It’s not just Mond. Running backs Trayveon Williams (422 yards, 5.2 yards per carry, 5 TDs) and Keith Ford (321, 4.7, 7 TDs) are both capable of swinging games. Williams rushed for 203 yards against UCLA while Ford has two 100-yard games (114 vs. UCLA and 102 vs. Arkansas).

And Christian Kirk (27 catches for 316 yards and 5 TDs) is one of the most experienced and established receivers in the SEC.

It sounds like senior safety Nick Washington (right shoulder) is out for Florida, while the status of sophomore safety Chauncey Gardner Jr. (ankle) is also in question. That could mean even more youth in the secondary with freshmen Shawn Davis, Brad Stewart and Donovan Stiner, redshirt freshman Quincy Lenton and sophomore Jeawon Taylor among the options there.

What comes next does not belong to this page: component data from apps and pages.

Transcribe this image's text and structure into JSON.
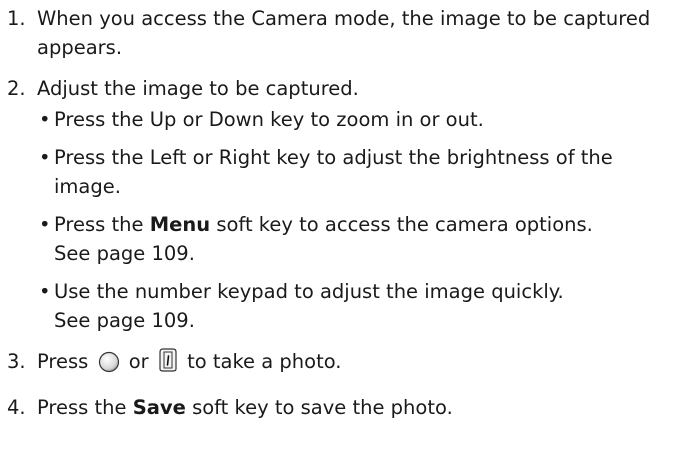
{
  "steps": [
    {
      "number": "1.",
      "text": "When you access the Camera mode, the image to be captured appears."
    },
    {
      "number": "2.",
      "text": "Adjust the image to be captured.",
      "bullets": [
        {
          "text": "Press the Up or Down key to zoom in or out."
        },
        {
          "text": "Press the Left or Right key to adjust the brightness of the image."
        },
        {
          "pre": "Press the ",
          "bold": "Menu",
          "post": " soft key to access the camera options.",
          "ref": "See page 109."
        },
        {
          "text": "Use the number keypad to adjust the image quickly.",
          "ref": "See page 109."
        }
      ]
    },
    {
      "number": "3.",
      "pre": "Press",
      "mid": "or",
      "post": "to take a photo.",
      "icons": [
        "round-button-icon",
        "camera-key-icon"
      ]
    },
    {
      "number": "4.",
      "pre": "Press the ",
      "bold": "Save",
      "post": " soft key to save the photo."
    }
  ]
}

Meanwhile, the Gators are already relying heavily on freshmen cornerbacks Marco Wilson and C.J. Henderson.

Florida needs those young DBs, and the defense in general, to rise to the challenge Saturday.

Audition Dre Massey

Freshman playmaker Kadarius Toney, the “Human Joystick” as McElwain has called him, is also on the injury list this week.

It’s not clear if his status is truly in doubt, but that’s a concern nonetheless as Toney has been among the Gators’ most exciting players between his wildcat reps and his ability to turn short screens into highlight-reel gains.

McElwain said if Toney can’t go, Dre Massey might fill that wildcat role. Like Toney, he is a former high school quarterback who converted to receiver. Unlike Toney, he really hasn’t gotten much chance on offense to make an impact with just 1 reception for 2 yards.

Fans clamor every week to see Massey get his shot, mainly because he was so highly-touted last preseason before his unfortunate right ACL injury and again this preseason.

If Toney is out, there’s no reason not to see what Massey can do in some of those same packages and plays. And even if Toney is healthy, it would be worth giving Massey a few more opportunities on the outside. If Florida’s receivers were struggling so much to create separation last week, it can’t hurt to try a guy who is considered to be among the fastest on the team